There's this thing that happens when politicians lose an election:
They don't become introspective and try to figure out where they
went wrong. Instead, they blame their staff, and heads roll.
what's going on with Gov. Arnold Schwarzenegger? The four initiatives
he supported in the November election tanked. Last week, the Republican
governor announced that Chief of Staff Pat Clarey, who worked
for former GOP Gov. Pete Wilson before signing on with Arnold,
is leaving and will be replaced by Susan Kennedy, who worked for
recalled Democratic Gov. Gray Davis.
says the change does not represent a shift to the left. Clarey
had been planning on leaving for months, the governor said. Susan
Kennedy is as smart as a laptop and a Hummer-weight heavy in politics.
This is about competence.
that point, Wilson called to tell me what a swell hire Kennedy
is. Kennedy delivered "the best speech I've ever heard"
on business deregulation, said the former gov. And, I'll add,
Kennedy is so pro-business that many Democrats don't trust her.
sense, Kennedy represents a pattern: She worked for a Democrat
who wouldn't do the tough stuff to fix the state budget. Now she'll
work for a Republican who won't do the tough stuff to fix the
for Schwarzenegger -- I want to him to succeed. I appreciate that
he has pushed through workers' compensation reform. I also understand
that his poll numbers began to fall when he started doing the
hard part of his job.
when Schwarzenegger (rightly) called for a big shift in pensions
for state and municipal employees, because local governments simply
can't afford to pay out what they've promised? Public-employee
unions turned on him.
that a reform measure he supported left out death-and-disability
benefits -- something easily corrected with new legislation. Even
though Schwarzenegger's remedy would have saved the state from
fiscal anguish, his popularity suffered.
walked away from the issue. The state and municipalities will
have to pay out increasing percentages of their general funds
to people who no longer work for them. Fat pension benefits will
force cities and counties to cut compensation for the people who
do the work. Because the governor failed to lead and didn't bother
to sell his position, he fell down on the job.
of the Howard Jarvis Taxpayers Association credits Schwarzenegger
for his record on taxes: "What he's done up to this point
has not been bad. He has pledged fidelity to Proposition 13. He
has not raised taxes. He has cut the car tax." Besides, it's
not easy for a Republican to cut spending when the Legislature
tilts to the left.
no one said the job would be easy. Now that state tax revenues

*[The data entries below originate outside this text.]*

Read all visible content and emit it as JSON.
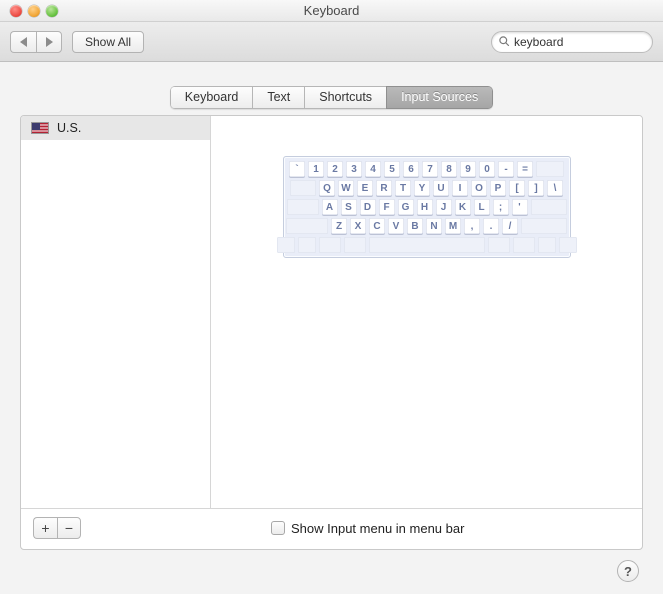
{
  "window": {
    "title": "Keyboard"
  },
  "toolbar": {
    "show_all_label": "Show All",
    "search_value": "keyboard"
  },
  "tabs": [
    {
      "label": "Keyboard"
    },
    {
      "label": "Text"
    },
    {
      "label": "Shortcuts"
    },
    {
      "label": "Input Sources"
    }
  ],
  "active_tab_index": 3,
  "sources": [
    {
      "name": "U.S.",
      "flag": "us"
    }
  ],
  "keyboard_rows": [
    [
      "`",
      "1",
      "2",
      "3",
      "4",
      "5",
      "6",
      "7",
      "8",
      "9",
      "0",
      "-",
      "="
    ],
    [
      "Q",
      "W",
      "E",
      "R",
      "T",
      "Y",
      "U",
      "I",
      "O",
      "P",
      "[",
      "]",
      "\\"
    ],
    [
      "A",
      "S",
      "D",
      "F",
      "G",
      "H",
      "J",
      "K",
      "L",
      ";",
      "'"
    ],
    [
      "Z",
      "X",
      "C",
      "V",
      "B",
      "N",
      "M",
      ",",
      ".",
      "/"
    ]
  ],
  "footer": {
    "add_icon": "+",
    "remove_icon": "−",
    "checkbox_label": "Show Input menu in menu bar",
    "checkbox_checked": false,
    "help_icon": "?"
  }
}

are rebounding, it will be even harder to cut spending -- despite
the $4 billion structural deficit. In fact, Schwarzenegger is

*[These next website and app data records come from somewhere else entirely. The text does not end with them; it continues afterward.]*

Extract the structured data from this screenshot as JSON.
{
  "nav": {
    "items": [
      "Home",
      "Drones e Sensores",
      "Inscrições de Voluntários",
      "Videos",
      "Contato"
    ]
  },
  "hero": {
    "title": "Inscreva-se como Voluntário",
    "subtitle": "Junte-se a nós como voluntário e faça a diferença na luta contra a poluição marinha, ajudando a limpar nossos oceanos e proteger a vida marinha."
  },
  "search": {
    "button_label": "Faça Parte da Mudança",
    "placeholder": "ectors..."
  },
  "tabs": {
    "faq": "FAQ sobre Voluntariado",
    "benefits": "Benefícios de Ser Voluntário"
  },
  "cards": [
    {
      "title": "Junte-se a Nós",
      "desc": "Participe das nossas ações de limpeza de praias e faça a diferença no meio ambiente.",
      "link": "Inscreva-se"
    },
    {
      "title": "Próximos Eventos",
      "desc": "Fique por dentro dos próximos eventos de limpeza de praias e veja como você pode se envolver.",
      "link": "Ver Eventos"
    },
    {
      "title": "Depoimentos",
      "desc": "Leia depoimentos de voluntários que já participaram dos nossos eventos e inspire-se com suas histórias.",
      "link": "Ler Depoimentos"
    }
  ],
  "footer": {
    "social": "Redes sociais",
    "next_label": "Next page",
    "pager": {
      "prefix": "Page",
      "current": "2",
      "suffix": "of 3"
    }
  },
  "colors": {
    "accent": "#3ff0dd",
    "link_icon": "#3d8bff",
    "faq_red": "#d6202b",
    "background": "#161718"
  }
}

touting a mega-bond to rebuild the state's infrastructure -- a
fine idea, if he also could cut unnecessary programs.
the end of the day," Coupal noted, "our concern is this:
There's tons of revenue coming into the state now. It has the
potential of being Gray Davis redux, and that we learned nothing
from the dot-com boom-and-bust."
voters for this: They don't want tax hikes. They don't want shortfalls.
Even though spending increases created the budget deficit, they
don't want program cuts.
Democrats say voters can get more government services by making
the rich pay for them -- which isn't true -- while Republicans
insist on no tax increases but won't curb spending. I think Schwarzenegger
should not have rescinded the entire vehicle license fee raised
by Davis. One reason voters believe they can get something for
nothing is that they keep electing big spenders, who inflate spending
but not taxes.
if Kennedy signals a shift to the left? These days, it doesn't
matter which party is in power -- neither one will do the heavy
2005 Creators Syndicate